▶ [Dataset rows for apps and sites]:

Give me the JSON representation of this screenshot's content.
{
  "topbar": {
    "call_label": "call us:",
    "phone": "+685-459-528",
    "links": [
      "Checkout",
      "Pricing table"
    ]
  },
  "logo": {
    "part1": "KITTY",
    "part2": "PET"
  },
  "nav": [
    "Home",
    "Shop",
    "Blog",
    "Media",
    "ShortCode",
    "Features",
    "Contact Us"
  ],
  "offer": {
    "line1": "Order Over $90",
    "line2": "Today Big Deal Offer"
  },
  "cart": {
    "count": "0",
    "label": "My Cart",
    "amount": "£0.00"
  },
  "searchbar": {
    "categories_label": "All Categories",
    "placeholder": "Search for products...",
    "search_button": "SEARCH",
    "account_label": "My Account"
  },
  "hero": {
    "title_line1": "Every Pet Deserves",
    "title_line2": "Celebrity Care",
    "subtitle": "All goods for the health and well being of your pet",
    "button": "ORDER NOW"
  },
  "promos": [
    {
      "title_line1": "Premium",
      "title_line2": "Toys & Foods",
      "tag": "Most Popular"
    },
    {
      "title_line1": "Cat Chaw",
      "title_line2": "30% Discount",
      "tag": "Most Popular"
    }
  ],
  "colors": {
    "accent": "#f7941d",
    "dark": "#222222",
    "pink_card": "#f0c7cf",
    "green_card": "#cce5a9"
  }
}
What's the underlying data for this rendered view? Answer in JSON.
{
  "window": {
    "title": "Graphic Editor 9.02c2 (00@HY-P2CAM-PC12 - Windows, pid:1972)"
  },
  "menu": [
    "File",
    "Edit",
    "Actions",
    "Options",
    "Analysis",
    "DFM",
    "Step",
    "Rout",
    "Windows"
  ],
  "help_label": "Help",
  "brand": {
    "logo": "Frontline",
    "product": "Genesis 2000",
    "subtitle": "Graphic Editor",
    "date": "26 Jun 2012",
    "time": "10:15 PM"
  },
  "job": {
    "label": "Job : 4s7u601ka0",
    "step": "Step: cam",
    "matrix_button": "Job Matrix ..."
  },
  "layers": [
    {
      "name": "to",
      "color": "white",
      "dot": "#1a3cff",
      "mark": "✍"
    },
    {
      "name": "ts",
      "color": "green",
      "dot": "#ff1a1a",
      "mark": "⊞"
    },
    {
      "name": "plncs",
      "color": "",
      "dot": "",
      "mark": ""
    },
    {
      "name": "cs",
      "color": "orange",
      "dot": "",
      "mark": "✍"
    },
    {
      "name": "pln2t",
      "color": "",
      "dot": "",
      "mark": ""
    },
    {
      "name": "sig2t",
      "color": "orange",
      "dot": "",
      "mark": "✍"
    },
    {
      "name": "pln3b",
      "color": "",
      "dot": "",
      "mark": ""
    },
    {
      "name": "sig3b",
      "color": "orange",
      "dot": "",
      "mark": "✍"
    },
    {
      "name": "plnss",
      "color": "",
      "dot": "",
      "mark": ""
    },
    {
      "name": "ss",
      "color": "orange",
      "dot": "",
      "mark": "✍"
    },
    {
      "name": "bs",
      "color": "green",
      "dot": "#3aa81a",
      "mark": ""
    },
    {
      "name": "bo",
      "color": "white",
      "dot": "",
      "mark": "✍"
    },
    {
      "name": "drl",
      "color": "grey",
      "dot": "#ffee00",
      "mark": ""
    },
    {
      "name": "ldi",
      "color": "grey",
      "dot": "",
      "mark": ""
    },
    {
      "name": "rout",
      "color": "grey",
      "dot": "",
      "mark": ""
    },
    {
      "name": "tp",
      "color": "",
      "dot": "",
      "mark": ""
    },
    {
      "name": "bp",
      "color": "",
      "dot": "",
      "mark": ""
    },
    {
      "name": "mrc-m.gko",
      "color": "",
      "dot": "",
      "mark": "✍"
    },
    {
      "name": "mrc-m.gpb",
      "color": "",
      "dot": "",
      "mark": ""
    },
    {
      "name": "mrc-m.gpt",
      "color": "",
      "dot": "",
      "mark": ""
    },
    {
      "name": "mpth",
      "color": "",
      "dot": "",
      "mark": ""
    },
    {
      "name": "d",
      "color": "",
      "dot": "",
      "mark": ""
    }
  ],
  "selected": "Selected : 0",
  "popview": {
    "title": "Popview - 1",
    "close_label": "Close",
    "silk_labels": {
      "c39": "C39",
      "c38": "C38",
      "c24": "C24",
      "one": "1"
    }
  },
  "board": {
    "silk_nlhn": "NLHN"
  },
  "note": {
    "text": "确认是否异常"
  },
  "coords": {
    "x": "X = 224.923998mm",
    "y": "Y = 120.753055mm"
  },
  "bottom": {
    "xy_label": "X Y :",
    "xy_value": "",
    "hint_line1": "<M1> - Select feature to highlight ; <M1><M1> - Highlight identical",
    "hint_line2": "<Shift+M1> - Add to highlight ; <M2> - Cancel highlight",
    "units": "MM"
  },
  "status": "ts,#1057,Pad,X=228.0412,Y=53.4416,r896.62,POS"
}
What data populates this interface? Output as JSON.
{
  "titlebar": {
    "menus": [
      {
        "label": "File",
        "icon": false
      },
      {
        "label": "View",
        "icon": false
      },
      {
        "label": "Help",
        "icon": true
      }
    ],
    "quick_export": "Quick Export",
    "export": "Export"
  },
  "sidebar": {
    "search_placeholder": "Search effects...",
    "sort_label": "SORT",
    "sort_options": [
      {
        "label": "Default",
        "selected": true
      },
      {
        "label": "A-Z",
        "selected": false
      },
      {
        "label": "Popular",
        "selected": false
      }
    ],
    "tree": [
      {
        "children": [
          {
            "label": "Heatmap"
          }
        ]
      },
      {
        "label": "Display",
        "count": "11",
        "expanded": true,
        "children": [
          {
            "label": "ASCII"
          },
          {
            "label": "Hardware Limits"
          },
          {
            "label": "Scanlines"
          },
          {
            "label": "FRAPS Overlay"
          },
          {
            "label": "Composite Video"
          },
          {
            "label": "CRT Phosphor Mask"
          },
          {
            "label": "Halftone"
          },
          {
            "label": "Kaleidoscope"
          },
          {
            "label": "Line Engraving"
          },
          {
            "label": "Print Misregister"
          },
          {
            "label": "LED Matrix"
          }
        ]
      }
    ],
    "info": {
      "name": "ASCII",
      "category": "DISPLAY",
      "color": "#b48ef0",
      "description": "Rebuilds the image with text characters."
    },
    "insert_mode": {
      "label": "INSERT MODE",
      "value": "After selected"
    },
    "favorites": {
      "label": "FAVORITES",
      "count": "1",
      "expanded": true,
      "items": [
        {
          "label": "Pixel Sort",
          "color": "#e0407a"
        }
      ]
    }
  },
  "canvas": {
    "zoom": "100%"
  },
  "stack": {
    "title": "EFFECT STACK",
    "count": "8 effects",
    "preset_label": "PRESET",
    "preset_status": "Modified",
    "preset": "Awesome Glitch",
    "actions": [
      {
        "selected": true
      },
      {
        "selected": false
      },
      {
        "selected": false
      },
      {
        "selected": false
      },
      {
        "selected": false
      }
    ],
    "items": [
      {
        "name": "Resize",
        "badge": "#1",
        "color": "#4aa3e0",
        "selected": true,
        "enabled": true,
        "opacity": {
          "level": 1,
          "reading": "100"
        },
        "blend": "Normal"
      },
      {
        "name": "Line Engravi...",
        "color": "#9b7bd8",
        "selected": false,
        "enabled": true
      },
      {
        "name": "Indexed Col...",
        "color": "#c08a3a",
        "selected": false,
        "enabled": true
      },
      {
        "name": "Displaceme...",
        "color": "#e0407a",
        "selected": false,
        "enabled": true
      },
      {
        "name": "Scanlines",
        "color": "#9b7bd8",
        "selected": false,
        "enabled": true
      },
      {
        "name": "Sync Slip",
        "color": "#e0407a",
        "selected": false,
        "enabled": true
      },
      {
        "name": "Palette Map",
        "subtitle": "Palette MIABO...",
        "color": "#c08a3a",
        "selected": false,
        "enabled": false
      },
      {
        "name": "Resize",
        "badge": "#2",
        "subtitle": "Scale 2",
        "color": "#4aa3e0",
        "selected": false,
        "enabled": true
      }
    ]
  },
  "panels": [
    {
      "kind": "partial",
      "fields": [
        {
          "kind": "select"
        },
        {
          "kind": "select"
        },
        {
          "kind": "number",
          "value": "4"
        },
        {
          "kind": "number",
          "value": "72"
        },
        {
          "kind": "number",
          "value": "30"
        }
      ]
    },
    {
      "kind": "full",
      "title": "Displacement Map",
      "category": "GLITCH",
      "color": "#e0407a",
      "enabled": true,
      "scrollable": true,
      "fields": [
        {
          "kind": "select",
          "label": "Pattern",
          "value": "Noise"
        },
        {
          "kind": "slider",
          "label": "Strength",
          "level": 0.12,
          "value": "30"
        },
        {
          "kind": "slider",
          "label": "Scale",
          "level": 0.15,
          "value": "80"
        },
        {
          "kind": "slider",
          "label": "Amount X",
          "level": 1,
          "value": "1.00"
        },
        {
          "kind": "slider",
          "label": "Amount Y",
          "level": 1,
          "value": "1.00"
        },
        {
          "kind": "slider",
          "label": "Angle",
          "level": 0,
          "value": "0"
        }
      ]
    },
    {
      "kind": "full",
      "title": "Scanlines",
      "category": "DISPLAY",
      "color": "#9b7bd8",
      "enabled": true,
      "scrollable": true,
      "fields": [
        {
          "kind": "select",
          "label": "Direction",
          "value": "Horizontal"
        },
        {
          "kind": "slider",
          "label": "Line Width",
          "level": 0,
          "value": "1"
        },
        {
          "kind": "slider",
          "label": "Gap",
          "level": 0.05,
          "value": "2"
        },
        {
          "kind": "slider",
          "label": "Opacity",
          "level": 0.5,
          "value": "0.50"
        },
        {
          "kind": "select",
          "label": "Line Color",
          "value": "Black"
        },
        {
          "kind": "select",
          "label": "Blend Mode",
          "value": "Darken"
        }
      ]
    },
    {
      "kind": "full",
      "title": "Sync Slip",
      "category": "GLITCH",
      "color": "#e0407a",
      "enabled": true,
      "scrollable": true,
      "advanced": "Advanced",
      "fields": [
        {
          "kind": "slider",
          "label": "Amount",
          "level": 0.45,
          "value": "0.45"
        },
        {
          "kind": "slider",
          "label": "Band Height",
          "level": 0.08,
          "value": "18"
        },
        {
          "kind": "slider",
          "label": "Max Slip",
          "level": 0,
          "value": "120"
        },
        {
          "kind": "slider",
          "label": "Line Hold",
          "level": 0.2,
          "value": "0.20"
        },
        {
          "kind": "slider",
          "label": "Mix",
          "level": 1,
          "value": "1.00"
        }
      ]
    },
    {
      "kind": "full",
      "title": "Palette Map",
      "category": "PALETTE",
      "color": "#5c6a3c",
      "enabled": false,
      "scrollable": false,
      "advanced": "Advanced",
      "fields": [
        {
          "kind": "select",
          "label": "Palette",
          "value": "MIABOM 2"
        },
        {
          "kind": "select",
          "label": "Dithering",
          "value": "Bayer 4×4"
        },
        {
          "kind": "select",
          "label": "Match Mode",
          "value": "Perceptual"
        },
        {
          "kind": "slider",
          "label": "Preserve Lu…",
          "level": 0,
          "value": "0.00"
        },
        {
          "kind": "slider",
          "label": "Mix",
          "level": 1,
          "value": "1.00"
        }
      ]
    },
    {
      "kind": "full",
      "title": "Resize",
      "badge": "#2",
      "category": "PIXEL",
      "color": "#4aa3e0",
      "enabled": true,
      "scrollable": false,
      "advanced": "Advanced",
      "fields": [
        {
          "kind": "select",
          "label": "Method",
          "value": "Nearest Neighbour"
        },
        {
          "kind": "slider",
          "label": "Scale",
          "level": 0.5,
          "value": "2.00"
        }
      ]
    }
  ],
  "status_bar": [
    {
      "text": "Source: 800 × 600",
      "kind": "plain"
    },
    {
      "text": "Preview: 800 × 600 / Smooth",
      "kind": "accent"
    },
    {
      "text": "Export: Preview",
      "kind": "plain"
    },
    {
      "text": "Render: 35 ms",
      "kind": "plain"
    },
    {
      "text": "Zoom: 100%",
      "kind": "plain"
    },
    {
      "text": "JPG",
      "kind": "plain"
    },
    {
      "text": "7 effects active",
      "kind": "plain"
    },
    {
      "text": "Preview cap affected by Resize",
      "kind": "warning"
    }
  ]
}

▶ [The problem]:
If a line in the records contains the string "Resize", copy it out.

▶ [Your response]:
        "name": "Resize",
        "name": "Resize",
      "title": "Resize",
      "text": "Preview cap affected by Resize",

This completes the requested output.